MATERIAL TO PROCESS Block Start

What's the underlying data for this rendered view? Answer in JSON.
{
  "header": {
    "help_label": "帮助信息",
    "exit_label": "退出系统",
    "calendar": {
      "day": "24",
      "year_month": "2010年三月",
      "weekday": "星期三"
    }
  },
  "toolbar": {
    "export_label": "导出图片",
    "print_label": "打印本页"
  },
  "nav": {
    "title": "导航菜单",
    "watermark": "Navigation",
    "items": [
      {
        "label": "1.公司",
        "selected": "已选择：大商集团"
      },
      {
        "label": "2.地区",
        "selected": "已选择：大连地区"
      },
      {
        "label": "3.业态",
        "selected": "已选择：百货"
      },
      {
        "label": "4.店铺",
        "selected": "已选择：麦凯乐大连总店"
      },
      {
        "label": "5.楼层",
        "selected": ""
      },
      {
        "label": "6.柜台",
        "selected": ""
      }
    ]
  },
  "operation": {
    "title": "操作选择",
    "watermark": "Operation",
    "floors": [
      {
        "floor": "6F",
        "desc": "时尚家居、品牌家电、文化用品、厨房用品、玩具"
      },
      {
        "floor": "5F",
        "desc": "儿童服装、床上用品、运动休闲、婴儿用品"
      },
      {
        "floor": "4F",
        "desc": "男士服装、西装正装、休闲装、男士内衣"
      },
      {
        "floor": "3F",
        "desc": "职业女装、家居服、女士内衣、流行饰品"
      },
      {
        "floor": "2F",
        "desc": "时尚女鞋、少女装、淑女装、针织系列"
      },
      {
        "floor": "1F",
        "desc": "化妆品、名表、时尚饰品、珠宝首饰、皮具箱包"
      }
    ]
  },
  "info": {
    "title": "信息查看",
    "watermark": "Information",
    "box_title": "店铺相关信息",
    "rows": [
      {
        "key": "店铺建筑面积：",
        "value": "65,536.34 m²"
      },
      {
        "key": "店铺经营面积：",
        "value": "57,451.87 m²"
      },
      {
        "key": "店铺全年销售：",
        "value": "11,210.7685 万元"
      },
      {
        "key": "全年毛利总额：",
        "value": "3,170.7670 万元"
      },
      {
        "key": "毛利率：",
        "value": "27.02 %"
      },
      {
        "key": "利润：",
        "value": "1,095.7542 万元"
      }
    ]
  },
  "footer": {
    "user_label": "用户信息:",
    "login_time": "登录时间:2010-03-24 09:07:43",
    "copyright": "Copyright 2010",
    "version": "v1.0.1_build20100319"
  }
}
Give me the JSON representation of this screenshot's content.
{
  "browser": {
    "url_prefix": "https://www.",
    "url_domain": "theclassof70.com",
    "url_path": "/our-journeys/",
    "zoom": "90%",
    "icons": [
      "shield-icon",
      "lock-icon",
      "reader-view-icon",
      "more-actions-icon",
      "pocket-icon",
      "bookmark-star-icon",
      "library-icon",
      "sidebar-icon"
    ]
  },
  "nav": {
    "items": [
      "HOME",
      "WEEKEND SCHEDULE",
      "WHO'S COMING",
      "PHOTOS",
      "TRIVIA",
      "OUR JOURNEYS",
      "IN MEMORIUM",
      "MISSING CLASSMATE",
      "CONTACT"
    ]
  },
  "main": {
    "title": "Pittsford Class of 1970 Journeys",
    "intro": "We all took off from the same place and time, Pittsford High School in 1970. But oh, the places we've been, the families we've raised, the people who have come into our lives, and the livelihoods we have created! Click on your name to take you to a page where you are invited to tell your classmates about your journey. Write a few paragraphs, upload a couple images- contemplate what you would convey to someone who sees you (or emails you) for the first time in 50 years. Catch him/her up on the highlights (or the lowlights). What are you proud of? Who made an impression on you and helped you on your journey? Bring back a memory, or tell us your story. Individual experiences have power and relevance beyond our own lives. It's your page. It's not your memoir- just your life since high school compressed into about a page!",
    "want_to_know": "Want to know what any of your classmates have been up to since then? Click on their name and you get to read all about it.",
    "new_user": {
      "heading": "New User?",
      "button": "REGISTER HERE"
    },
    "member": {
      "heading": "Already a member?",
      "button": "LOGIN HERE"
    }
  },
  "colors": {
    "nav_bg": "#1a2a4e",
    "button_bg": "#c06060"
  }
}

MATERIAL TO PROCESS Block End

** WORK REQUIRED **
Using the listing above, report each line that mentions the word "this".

** YOUR SOLUTION **
What's the underlying data for this rendered view? Answer in JSON.
Give me the JSON representation of this screenshot's content.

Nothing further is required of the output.